▶ Data for review
***

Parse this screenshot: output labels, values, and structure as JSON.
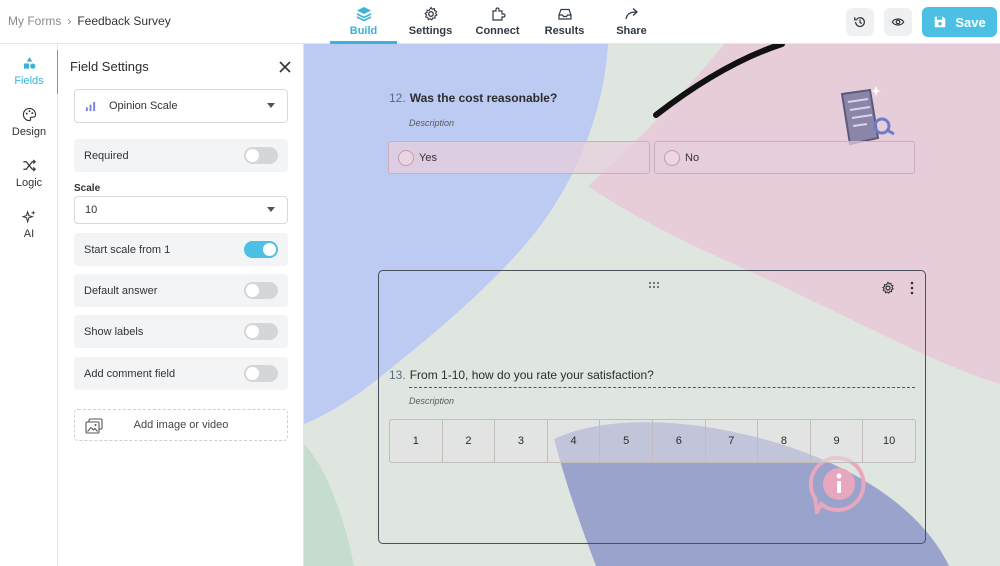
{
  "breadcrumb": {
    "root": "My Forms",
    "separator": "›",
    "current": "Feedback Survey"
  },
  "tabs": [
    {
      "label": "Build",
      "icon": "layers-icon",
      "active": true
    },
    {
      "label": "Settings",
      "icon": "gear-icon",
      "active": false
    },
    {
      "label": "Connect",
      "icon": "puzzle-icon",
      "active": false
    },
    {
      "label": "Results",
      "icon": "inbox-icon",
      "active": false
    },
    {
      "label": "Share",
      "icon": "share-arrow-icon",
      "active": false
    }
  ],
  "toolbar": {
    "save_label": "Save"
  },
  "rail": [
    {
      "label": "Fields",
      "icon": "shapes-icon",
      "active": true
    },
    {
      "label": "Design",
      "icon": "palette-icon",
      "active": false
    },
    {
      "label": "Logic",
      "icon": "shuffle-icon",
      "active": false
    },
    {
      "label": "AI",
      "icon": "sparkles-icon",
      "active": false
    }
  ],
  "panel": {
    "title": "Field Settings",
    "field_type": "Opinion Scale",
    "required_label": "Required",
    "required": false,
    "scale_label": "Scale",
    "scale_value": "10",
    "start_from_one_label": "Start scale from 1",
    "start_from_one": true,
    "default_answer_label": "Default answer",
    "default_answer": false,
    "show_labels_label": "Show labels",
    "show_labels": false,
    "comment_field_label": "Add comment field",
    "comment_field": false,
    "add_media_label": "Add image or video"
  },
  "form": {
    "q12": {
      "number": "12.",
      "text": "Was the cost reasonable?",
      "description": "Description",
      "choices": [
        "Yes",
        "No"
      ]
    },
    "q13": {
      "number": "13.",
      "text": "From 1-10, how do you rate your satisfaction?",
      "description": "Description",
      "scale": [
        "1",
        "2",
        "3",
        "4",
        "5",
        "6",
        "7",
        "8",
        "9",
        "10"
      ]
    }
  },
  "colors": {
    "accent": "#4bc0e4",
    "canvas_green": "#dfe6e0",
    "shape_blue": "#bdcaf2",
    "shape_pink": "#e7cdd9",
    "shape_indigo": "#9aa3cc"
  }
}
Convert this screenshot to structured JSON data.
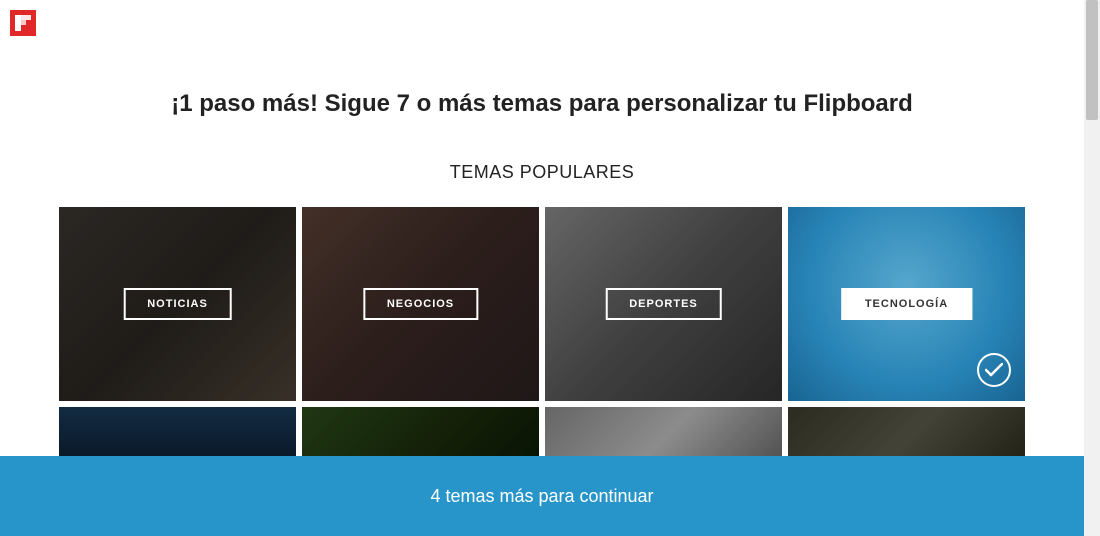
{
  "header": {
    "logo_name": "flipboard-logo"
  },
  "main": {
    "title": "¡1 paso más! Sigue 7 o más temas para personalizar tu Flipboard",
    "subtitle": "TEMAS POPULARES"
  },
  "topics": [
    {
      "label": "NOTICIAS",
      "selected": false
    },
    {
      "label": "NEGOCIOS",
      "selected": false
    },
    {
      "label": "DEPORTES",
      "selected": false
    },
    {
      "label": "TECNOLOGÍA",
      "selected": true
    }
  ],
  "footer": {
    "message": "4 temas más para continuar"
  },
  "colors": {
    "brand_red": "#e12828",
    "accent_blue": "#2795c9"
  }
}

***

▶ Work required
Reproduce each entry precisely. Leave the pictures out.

▶ Task answer
Parse this screenshot: output labels, values, and structure as JSON.
{
  "breadcrumb": {
    "root": "My Forms",
    "separator": "›",
    "current": "Feedback Survey"
  },
  "tabs": [
    {
      "label": "Build",
      "icon": "layers-icon",
      "active": true
    },
    {
      "label": "Settings",
      "icon": "gear-icon",
      "active": false
    },
    {
      "label": "Connect",
      "icon": "puzzle-icon",
      "active": false
    },
    {
      "label": "Results",
      "icon": "inbox-icon",
      "active": false
    },
    {
      "label": "Share",
      "icon": "share-arrow-icon",
      "active": false
    }
  ],
  "toolbar": {
    "save_label": "Save"
  },
  "rail": [
    {
      "label": "Fields",
      "icon": "shapes-icon",
      "active": true
    },
    {
      "label": "Design",
      "icon": "palette-icon",
      "active": false
    },
    {
      "label": "Logic",
      "icon": "shuffle-icon",
      "active": false
    },
    {
      "label": "AI",
      "icon": "sparkles-icon",
      "active": false
    }
  ],
  "panel": {
    "title": "Field Settings",
    "field_type": "Opinion Scale",
    "required_label": "Required",
    "required": false,
    "scale_label": "Scale",
    "scale_value": "10",
    "start_from_one_label": "Start scale from 1",
    "start_from_one": true,
    "default_answer_label": "Default answer",
    "default_answer": false,
    "show_labels_label": "Show labels",
    "show_labels": false,
    "comment_field_label": "Add comment field",
    "comment_field": false,
    "add_media_label": "Add image or video"
  },
  "form": {
    "q12": {
      "number": "12.",
      "text": "Was the cost reasonable?",
      "description": "Description",
      "choices": [
        "Yes",
        "No"
      ]
    },
    "q13": {
      "number": "13.",
      "text": "From 1-10, how do you rate your satisfaction?",
      "description": "Description",
      "scale": [
        "1",
        "2",
        "3",
        "4",
        "5",
        "6",
        "7",
        "8",
        "9",
        "10"
      ]
    }
  },
  "colors": {
    "accent": "#4bc0e4",
    "canvas_green": "#dfe6e0",
    "shape_blue": "#bdcaf2",
    "shape_pink": "#e7cdd9",
    "shape_indigo": "#9aa3cc"
  }
}
Convert this screenshot to structured JSON data.
{
  "header": {
    "logo_name": "flipboard-logo"
  },
  "main": {
    "title": "¡1 paso más! Sigue 7 o más temas para personalizar tu Flipboard",
    "subtitle": "TEMAS POPULARES"
  },
  "topics": [
    {
      "label": "NOTICIAS",
      "selected": false
    },
    {
      "label": "NEGOCIOS",
      "selected": false
    },
    {
      "label": "DEPORTES",
      "selected": false
    },
    {
      "label": "TECNOLOGÍA",
      "selected": true
    }
  ],
  "footer": {
    "message": "4 temas más para continuar"
  },
  "colors": {
    "brand_red": "#e12828",
    "accent_blue": "#2795c9"
  }
}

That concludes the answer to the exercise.